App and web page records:
━━━

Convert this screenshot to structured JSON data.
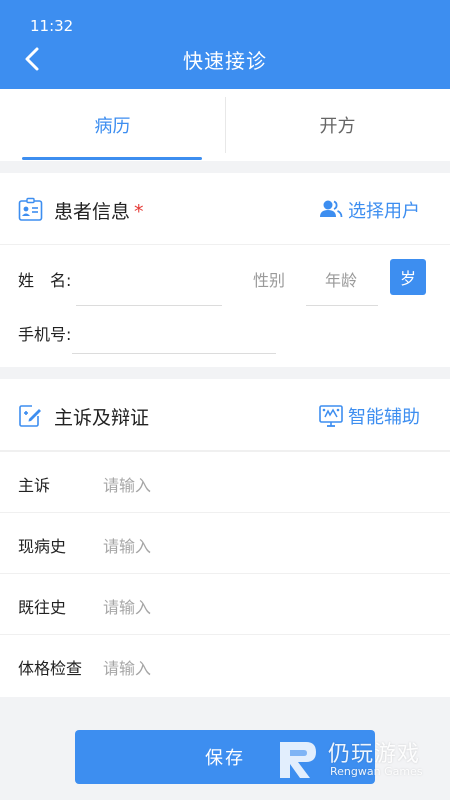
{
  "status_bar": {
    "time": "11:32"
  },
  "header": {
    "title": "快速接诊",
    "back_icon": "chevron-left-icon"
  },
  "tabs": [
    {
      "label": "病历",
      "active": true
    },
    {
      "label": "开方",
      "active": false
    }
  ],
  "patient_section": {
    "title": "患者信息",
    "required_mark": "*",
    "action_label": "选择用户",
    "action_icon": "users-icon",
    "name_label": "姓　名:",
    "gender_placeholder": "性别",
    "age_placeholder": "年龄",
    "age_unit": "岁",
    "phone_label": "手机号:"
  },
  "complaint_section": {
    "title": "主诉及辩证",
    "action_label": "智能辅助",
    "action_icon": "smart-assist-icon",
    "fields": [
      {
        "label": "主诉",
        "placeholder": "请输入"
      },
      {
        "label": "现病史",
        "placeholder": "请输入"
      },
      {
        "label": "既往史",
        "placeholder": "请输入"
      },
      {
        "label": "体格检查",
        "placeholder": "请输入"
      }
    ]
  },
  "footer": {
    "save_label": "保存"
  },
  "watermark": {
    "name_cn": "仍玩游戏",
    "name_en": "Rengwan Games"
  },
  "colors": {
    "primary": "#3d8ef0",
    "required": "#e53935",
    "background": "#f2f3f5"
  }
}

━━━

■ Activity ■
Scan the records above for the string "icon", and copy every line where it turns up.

■ Problem solution ■
    "back_icon": "chevron-left-icon"
    "action_icon": "users-icon",
    "action_icon": "smart-assist-icon",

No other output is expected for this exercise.